[Website and app data records]

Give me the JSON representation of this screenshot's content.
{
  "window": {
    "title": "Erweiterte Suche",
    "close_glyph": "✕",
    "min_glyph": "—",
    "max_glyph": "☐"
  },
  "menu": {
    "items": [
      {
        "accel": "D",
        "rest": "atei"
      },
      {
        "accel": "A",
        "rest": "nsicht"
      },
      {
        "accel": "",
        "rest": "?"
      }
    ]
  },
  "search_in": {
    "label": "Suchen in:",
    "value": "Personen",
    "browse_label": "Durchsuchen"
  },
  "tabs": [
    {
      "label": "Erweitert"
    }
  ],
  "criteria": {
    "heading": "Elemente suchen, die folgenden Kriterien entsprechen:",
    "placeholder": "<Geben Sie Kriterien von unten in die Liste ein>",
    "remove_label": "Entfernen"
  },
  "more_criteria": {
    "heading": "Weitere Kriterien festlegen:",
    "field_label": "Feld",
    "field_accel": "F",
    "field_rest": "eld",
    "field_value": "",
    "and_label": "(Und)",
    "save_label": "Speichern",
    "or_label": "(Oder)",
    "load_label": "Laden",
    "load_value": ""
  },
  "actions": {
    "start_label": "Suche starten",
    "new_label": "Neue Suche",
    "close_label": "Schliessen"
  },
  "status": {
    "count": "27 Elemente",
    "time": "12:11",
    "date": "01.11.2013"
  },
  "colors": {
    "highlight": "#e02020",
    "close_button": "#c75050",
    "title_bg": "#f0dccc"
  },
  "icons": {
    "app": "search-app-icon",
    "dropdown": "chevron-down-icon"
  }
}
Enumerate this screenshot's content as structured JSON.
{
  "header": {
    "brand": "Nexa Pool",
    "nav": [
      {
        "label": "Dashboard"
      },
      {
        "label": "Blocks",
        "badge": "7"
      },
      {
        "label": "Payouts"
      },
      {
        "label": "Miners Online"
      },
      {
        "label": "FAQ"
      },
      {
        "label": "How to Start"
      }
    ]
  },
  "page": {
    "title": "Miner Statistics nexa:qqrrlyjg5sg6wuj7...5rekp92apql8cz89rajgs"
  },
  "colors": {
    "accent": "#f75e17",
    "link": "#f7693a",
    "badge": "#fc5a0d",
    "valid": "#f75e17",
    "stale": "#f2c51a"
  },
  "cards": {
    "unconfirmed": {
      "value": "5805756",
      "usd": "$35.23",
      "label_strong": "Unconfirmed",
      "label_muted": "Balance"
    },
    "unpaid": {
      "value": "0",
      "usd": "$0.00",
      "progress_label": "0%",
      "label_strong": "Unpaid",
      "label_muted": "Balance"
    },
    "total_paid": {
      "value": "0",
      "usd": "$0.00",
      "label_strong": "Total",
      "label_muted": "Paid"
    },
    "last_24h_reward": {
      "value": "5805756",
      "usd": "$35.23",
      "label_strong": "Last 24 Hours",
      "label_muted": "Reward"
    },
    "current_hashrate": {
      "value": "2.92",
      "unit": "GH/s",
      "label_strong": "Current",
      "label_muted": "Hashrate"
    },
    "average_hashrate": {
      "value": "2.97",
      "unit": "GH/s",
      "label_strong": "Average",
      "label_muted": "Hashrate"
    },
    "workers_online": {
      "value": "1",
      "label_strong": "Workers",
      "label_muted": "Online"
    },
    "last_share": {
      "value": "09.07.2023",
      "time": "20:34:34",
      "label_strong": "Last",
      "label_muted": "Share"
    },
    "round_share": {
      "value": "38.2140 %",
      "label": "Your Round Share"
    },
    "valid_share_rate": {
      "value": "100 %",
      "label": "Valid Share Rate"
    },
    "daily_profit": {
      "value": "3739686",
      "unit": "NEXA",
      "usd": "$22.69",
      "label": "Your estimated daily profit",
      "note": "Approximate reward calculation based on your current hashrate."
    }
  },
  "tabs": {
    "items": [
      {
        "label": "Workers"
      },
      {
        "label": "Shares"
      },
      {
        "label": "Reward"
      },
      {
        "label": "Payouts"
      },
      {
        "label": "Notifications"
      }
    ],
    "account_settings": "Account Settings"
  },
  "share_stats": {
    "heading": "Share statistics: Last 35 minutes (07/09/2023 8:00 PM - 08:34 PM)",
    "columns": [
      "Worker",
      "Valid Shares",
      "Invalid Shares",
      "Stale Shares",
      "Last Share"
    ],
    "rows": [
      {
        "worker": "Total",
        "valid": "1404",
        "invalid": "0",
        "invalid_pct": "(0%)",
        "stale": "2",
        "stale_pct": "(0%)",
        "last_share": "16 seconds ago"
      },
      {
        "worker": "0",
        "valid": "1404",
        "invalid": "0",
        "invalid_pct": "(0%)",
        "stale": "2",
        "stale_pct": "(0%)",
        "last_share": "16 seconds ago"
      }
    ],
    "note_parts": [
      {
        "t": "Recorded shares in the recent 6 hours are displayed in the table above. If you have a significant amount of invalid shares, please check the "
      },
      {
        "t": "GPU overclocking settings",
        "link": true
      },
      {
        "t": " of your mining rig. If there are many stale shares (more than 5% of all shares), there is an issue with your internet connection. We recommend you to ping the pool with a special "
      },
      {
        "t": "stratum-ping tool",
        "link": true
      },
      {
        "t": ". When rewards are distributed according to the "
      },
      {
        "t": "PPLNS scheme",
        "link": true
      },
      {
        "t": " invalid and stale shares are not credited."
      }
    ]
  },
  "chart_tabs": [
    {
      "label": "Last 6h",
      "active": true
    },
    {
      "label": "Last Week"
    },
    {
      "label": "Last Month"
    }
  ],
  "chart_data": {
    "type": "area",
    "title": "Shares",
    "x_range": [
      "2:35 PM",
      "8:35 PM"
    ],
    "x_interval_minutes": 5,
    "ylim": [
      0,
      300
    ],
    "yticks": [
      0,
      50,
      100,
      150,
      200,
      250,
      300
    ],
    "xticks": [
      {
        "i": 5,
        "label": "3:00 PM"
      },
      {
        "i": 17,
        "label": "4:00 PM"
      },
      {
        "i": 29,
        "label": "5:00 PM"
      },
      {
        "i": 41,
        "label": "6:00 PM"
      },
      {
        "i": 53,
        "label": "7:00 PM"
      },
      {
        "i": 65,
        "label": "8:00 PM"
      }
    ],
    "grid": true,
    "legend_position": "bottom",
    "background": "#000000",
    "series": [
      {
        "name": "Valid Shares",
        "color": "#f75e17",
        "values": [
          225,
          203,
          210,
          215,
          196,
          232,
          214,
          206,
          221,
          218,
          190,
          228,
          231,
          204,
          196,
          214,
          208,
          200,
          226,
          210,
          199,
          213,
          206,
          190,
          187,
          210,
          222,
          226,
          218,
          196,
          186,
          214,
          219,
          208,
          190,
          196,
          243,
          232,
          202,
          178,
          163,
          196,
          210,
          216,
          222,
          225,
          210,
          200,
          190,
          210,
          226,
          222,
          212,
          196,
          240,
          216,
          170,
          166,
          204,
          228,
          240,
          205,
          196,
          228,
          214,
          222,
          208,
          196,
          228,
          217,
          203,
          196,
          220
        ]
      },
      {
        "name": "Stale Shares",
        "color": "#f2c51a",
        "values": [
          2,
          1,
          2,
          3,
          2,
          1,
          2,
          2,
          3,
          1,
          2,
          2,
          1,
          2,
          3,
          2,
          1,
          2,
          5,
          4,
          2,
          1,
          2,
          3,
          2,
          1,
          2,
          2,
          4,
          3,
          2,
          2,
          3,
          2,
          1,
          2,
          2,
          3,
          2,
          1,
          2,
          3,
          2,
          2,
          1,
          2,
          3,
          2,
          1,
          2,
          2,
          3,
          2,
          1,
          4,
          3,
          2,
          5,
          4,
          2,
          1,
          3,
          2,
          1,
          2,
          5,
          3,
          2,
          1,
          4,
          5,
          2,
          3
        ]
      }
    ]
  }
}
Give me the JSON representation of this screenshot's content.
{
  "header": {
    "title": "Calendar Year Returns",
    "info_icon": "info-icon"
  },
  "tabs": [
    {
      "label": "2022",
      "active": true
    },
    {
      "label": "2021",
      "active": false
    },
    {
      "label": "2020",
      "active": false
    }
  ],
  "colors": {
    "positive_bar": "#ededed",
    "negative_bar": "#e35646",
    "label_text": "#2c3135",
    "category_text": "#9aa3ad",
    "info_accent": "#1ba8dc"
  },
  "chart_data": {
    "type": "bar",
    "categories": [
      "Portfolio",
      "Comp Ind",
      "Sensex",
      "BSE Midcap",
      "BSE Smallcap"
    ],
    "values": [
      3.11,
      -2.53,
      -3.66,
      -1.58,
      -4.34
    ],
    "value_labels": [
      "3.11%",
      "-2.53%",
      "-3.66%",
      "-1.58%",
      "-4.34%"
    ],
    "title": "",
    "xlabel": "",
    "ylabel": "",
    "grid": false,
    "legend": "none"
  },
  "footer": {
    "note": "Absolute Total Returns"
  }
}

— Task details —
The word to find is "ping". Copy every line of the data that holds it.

— Solution to this problem —
        "t": " of your mining rig. If there are many stale shares (more than 5% of all shares), there is an issue with your internet connection. We recommend you to ping the pool with a special "
        "t": "stratum-ping tool",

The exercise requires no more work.